--- TASK REQUIREMENTS ---
Report each line below that carries the word "this".

--- PROVIDED ENTRIES ---

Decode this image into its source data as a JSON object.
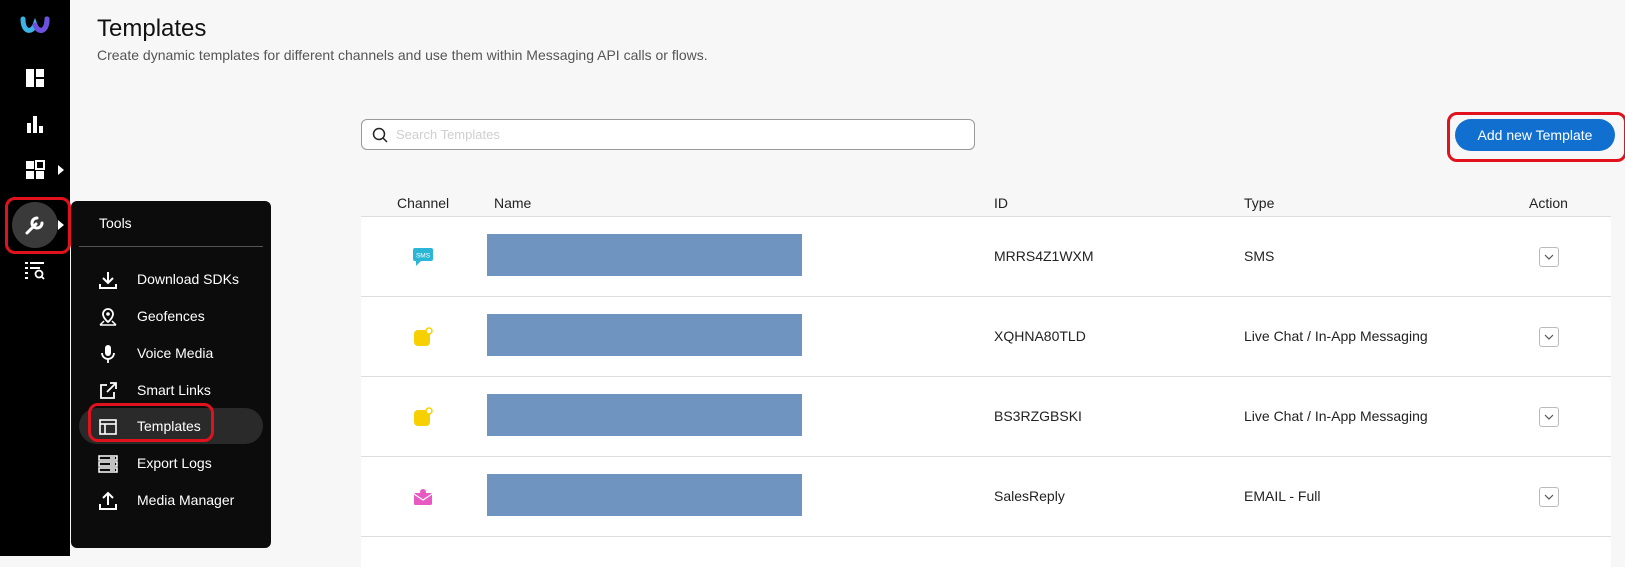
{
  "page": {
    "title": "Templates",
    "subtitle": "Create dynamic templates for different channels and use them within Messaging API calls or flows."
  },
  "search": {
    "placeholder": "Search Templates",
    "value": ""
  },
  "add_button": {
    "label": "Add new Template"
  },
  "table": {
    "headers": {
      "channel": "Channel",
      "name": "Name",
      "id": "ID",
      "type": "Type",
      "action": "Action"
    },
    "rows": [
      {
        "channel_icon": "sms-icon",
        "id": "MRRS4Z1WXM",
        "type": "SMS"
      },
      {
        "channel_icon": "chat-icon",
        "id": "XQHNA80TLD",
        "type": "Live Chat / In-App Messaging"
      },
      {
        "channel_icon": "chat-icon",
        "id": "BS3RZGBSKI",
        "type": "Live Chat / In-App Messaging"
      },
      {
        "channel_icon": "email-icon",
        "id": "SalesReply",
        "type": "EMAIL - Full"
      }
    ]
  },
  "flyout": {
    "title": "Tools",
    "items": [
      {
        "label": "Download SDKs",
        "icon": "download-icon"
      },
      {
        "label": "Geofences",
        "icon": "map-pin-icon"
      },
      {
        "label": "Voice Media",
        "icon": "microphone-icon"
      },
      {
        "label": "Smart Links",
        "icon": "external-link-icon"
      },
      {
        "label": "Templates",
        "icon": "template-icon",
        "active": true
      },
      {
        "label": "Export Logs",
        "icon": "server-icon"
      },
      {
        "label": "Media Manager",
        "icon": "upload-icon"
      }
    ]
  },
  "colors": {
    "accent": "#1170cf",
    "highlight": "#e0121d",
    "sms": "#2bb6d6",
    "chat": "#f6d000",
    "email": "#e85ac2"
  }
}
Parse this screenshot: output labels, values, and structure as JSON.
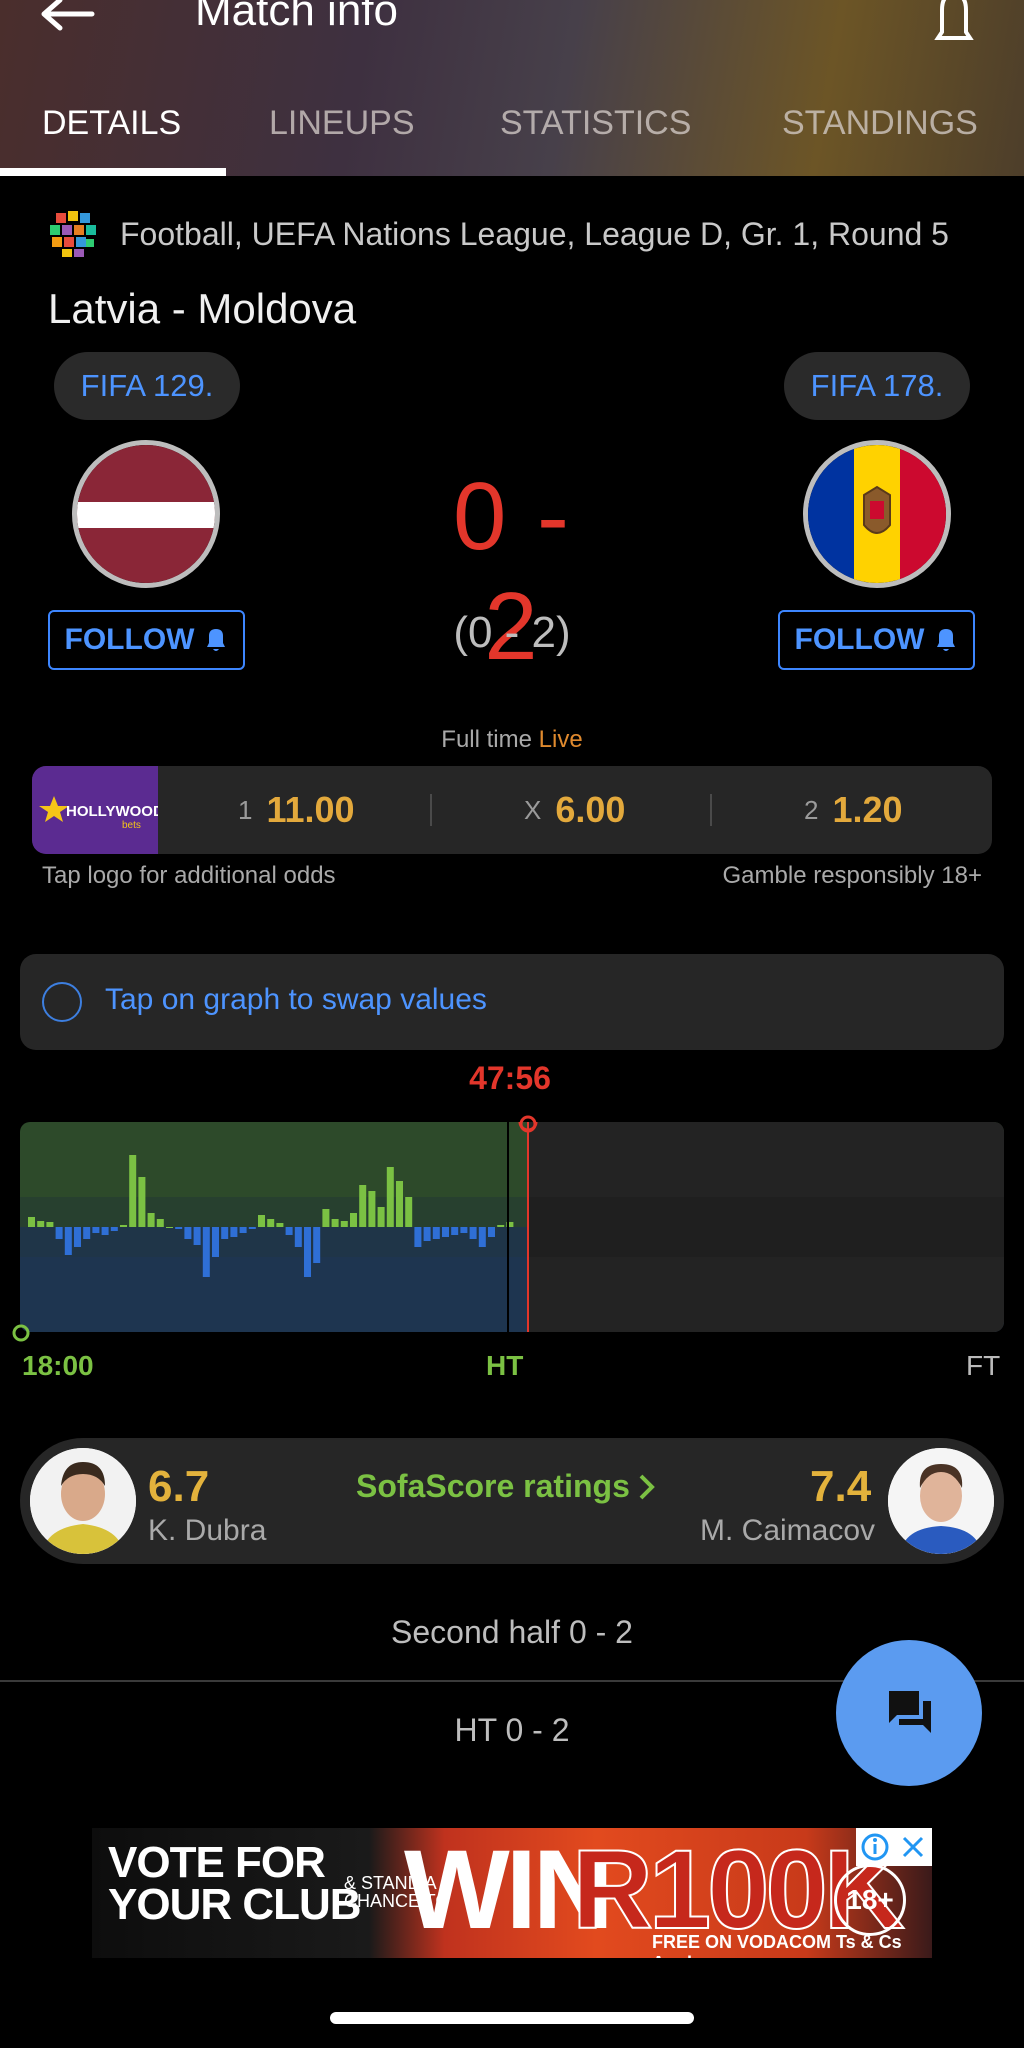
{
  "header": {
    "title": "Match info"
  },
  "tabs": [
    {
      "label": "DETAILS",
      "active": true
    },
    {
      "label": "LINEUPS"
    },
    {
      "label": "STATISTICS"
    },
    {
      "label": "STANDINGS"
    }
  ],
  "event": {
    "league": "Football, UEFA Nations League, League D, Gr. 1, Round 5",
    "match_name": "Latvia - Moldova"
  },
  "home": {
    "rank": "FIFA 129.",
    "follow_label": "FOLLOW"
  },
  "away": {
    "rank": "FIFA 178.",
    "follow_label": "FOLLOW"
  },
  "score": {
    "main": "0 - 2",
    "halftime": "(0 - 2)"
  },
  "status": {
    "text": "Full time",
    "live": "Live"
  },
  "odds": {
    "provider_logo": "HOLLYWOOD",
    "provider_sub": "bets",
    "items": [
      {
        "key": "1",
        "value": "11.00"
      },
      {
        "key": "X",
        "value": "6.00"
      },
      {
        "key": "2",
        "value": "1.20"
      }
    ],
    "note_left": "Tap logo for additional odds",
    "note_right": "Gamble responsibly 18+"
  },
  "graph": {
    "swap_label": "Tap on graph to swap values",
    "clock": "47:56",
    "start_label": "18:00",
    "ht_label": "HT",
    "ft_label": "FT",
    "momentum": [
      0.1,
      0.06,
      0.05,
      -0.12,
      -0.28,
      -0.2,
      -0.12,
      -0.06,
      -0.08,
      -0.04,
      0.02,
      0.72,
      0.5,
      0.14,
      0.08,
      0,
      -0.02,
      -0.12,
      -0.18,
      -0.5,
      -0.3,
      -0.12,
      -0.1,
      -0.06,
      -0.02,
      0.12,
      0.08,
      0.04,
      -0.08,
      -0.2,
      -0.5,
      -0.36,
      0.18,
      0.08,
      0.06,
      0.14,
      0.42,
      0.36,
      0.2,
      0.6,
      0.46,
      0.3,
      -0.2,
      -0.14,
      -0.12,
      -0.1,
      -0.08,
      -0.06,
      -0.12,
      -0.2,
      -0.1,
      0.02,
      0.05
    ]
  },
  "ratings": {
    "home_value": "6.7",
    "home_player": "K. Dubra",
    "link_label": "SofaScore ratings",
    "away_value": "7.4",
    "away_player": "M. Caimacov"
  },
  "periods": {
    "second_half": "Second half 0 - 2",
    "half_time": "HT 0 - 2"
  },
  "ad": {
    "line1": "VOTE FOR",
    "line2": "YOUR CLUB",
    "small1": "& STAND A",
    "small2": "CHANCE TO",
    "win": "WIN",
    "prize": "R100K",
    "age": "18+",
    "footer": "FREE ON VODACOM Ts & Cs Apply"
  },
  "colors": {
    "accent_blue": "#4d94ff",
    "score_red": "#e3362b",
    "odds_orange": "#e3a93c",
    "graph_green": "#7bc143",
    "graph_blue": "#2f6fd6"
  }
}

--- WORKED SOLUTION ---
Decode this image into its source data as a JSON object.
Parse this screenshot: output labels, values, and structure as JSON.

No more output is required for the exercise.